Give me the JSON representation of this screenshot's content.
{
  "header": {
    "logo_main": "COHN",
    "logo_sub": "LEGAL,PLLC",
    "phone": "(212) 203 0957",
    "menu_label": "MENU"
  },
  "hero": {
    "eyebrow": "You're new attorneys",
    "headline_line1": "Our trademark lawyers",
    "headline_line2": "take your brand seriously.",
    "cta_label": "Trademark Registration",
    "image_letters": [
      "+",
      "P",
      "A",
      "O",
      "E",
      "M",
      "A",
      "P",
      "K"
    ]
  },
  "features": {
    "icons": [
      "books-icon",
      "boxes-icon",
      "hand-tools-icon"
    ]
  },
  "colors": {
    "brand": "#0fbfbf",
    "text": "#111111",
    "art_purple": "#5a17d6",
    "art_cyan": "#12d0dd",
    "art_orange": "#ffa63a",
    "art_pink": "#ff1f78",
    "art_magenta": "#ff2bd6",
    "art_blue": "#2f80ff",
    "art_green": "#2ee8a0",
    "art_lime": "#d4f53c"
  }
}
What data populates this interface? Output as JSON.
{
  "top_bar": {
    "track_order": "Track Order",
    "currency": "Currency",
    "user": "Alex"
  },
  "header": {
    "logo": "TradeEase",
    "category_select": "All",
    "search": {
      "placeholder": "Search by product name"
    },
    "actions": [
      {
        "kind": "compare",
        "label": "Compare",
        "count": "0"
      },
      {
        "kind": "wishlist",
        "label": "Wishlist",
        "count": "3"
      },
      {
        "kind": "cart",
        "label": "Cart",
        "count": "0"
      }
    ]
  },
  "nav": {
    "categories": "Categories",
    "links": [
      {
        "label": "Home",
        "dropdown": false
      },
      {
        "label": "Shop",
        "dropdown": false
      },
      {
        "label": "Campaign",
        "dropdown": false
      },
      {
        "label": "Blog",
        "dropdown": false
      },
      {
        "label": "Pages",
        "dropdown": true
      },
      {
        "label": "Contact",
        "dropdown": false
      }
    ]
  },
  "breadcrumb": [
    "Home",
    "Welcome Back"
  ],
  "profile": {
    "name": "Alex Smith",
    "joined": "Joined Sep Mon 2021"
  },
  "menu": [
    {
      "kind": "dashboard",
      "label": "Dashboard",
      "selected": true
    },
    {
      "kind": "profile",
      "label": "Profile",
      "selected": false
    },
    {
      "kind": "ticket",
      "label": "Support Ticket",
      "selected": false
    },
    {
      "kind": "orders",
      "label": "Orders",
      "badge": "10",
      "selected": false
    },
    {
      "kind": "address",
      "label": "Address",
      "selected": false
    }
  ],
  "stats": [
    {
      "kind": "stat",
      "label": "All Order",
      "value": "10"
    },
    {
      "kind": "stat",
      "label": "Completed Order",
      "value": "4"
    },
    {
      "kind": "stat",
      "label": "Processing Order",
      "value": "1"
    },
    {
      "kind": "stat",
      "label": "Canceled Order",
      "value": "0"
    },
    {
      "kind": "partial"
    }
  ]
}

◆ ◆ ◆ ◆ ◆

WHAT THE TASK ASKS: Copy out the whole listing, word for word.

REPLY:
Give me the JSON representation of this screenshot's content.
{
  "header": {
    "logo_main": "COHN",
    "logo_sub": "LEGAL,PLLC",
    "phone": "(212) 203 0957",
    "menu_label": "MENU"
  },
  "hero": {
    "eyebrow": "You're new attorneys",
    "headline_line1": "Our trademark lawyers",
    "headline_line2": "take your brand seriously.",
    "cta_label": "Trademark Registration",
    "image_letters": [
      "+",
      "P",
      "A",
      "O",
      "E",
      "M",
      "A",
      "P",
      "K"
    ]
  },
  "features": {
    "icons": [
      "books-icon",
      "boxes-icon",
      "hand-tools-icon"
    ]
  },
  "colors": {
    "brand": "#0fbfbf",
    "text": "#111111",
    "art_purple": "#5a17d6",
    "art_cyan": "#12d0dd",
    "art_orange": "#ffa63a",
    "art_pink": "#ff1f78",
    "art_magenta": "#ff2bd6",
    "art_blue": "#2f80ff",
    "art_green": "#2ee8a0",
    "art_lime": "#d4f53c"
  }
}
What data populates this interface? Output as JSON.
{
  "top_bar": {
    "track_order": "Track Order",
    "currency": "Currency",
    "user": "Alex"
  },
  "header": {
    "logo": "TradeEase",
    "category_select": "All",
    "search": {
      "placeholder": "Search by product name"
    },
    "actions": [
      {
        "kind": "compare",
        "label": "Compare",
        "count": "0"
      },
      {
        "kind": "wishlist",
        "label": "Wishlist",
        "count": "3"
      },
      {
        "kind": "cart",
        "label": "Cart",
        "count": "0"
      }
    ]
  },
  "nav": {
    "categories": "Categories",
    "links": [
      {
        "label": "Home",
        "dropdown": false
      },
      {
        "label": "Shop",
        "dropdown": false
      },
      {
        "label": "Campaign",
        "dropdown": false
      },
      {
        "label": "Blog",
        "dropdown": false
      },
      {
        "label": "Pages",
        "dropdown": true
      },
      {
        "label": "Contact",
        "dropdown": false
      }
    ]
  },
  "breadcrumb": [
    "Home",
    "Welcome Back"
  ],
  "profile": {
    "name": "Alex Smith",
    "joined": "Joined Sep Mon 2021"
  },
  "menu": [
    {
      "kind": "dashboard",
      "label": "Dashboard",
      "selected": true
    },
    {
      "kind": "profile",
      "label": "Profile",
      "selected": false
    },
    {
      "kind": "ticket",
      "label": "Support Ticket",
      "selected": false
    },
    {
      "kind": "orders",
      "label": "Orders",
      "badge": "10",
      "selected": false
    },
    {
      "kind": "address",
      "label": "Address",
      "selected": false
    }
  ],
  "stats": [
    {
      "kind": "stat",
      "label": "All Order",
      "value": "10"
    },
    {
      "kind": "stat",
      "label": "Completed Order",
      "value": "4"
    },
    {
      "kind": "stat",
      "label": "Processing Order",
      "value": "1"
    },
    {
      "kind": "stat",
      "label": "Canceled Order",
      "value": "0"
    },
    {
      "kind": "partial"
    }
  ]
}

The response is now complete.